GIVEN DATA ▸
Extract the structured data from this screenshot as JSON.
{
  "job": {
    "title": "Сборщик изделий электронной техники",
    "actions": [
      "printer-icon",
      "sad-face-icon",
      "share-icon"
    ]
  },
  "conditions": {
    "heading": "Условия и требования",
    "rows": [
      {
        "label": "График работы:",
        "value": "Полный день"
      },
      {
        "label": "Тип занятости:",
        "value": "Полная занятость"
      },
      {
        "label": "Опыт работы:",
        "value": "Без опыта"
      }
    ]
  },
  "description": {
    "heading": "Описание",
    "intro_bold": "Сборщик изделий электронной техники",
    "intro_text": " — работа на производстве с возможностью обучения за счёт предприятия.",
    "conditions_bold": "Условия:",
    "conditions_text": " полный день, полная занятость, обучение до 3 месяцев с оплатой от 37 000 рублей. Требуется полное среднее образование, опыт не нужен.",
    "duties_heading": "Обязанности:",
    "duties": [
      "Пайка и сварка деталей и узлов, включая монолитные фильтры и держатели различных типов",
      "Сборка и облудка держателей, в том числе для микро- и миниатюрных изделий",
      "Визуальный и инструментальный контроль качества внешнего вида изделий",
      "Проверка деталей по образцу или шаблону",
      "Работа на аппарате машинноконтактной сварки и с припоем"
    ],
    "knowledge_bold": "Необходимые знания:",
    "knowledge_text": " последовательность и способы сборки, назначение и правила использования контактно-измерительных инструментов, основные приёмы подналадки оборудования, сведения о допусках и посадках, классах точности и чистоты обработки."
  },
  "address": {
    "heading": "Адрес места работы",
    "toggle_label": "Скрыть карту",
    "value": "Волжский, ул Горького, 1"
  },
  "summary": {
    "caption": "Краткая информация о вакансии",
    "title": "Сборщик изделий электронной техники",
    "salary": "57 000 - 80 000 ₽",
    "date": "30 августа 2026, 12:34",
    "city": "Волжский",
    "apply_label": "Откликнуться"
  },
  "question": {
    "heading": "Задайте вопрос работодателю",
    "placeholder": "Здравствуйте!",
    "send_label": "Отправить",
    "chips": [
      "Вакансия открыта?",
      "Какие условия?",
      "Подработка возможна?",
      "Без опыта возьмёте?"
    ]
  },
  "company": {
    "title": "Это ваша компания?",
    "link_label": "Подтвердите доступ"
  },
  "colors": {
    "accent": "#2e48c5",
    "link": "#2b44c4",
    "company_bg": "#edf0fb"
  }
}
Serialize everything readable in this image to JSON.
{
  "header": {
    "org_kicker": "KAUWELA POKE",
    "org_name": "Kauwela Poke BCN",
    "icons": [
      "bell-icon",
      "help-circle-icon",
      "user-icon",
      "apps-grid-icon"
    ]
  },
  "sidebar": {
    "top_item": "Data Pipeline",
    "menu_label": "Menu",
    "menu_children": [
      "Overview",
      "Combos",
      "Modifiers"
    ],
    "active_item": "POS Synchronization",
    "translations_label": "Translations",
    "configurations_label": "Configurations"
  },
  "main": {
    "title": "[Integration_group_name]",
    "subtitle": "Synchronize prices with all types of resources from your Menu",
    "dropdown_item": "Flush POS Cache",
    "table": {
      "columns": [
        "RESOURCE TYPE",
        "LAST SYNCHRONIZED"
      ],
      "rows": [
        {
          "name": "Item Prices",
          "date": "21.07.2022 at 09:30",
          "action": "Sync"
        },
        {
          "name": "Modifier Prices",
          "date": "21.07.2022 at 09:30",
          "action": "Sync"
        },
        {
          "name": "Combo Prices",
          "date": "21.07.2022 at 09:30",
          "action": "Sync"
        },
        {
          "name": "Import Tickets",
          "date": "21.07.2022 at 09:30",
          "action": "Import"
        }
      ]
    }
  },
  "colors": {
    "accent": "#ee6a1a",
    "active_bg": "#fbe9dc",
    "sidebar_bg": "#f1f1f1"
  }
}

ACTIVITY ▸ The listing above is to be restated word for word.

RESULT FOR THIS TASK ▸
Extract the structured data from this screenshot as JSON.
{
  "job": {
    "title": "Сборщик изделий электронной техники",
    "actions": [
      "printer-icon",
      "sad-face-icon",
      "share-icon"
    ]
  },
  "conditions": {
    "heading": "Условия и требования",
    "rows": [
      {
        "label": "График работы:",
        "value": "Полный день"
      },
      {
        "label": "Тип занятости:",
        "value": "Полная занятость"
      },
      {
        "label": "Опыт работы:",
        "value": "Без опыта"
      }
    ]
  },
  "description": {
    "heading": "Описание",
    "intro_bold": "Сборщик изделий электронной техники",
    "intro_text": " — работа на производстве с возможностью обучения за счёт предприятия.",
    "conditions_bold": "Условия:",
    "conditions_text": " полный день, полная занятость, обучение до 3 месяцев с оплатой от 37 000 рублей. Требуется полное среднее образование, опыт не нужен.",
    "duties_heading": "Обязанности:",
    "duties": [
      "Пайка и сварка деталей и узлов, включая монолитные фильтры и держатели различных типов",
      "Сборка и облудка держателей, в том числе для микро- и миниатюрных изделий",
      "Визуальный и инструментальный контроль качества внешнего вида изделий",
      "Проверка деталей по образцу или шаблону",
      "Работа на аппарате машинноконтактной сварки и с припоем"
    ],
    "knowledge_bold": "Необходимые знания:",
    "knowledge_text": " последовательность и способы сборки, назначение и правила использования контактно-измерительных инструментов, основные приёмы подналадки оборудования, сведения о допусках и посадках, классах точности и чистоты обработки."
  },
  "address": {
    "heading": "Адрес места работы",
    "toggle_label": "Скрыть карту",
    "value": "Волжский, ул Горького, 1"
  },
  "summary": {
    "caption": "Краткая информация о вакансии",
    "title": "Сборщик изделий электронной техники",
    "salary": "57 000 - 80 000 ₽",
    "date": "30 августа 2026, 12:34",
    "city": "Волжский",
    "apply_label": "Откликнуться"
  },
  "question": {
    "heading": "Задайте вопрос работодателю",
    "placeholder": "Здравствуйте!",
    "send_label": "Отправить",
    "chips": [
      "Вакансия открыта?",
      "Какие условия?",
      "Подработка возможна?",
      "Без опыта возьмёте?"
    ]
  },
  "company": {
    "title": "Это ваша компания?",
    "link_label": "Подтвердите доступ"
  },
  "colors": {
    "accent": "#2e48c5",
    "link": "#2b44c4",
    "company_bg": "#edf0fb"
  }
}
Serialize everything readable in this image to JSON.
{
  "header": {
    "org_kicker": "KAUWELA POKE",
    "org_name": "Kauwela Poke BCN",
    "icons": [
      "bell-icon",
      "help-circle-icon",
      "user-icon",
      "apps-grid-icon"
    ]
  },
  "sidebar": {
    "top_item": "Data Pipeline",
    "menu_label": "Menu",
    "menu_children": [
      "Overview",
      "Combos",
      "Modifiers"
    ],
    "active_item": "POS Synchronization",
    "translations_label": "Translations",
    "configurations_label": "Configurations"
  },
  "main": {
    "title": "[Integration_group_name]",
    "subtitle": "Synchronize prices with all types of resources from your Menu",
    "dropdown_item": "Flush POS Cache",
    "table": {
      "columns": [
        "RESOURCE TYPE",
        "LAST SYNCHRONIZED"
      ],
      "rows": [
        {
          "name": "Item Prices",
          "date": "21.07.2022 at 09:30",
          "action": "Sync"
        },
        {
          "name": "Modifier Prices",
          "date": "21.07.2022 at 09:30",
          "action": "Sync"
        },
        {
          "name": "Combo Prices",
          "date": "21.07.2022 at 09:30",
          "action": "Sync"
        },
        {
          "name": "Import Tickets",
          "date": "21.07.2022 at 09:30",
          "action": "Import"
        }
      ]
    }
  },
  "colors": {
    "accent": "#ee6a1a",
    "active_bg": "#fbe9dc",
    "sidebar_bg": "#f1f1f1"
  }
}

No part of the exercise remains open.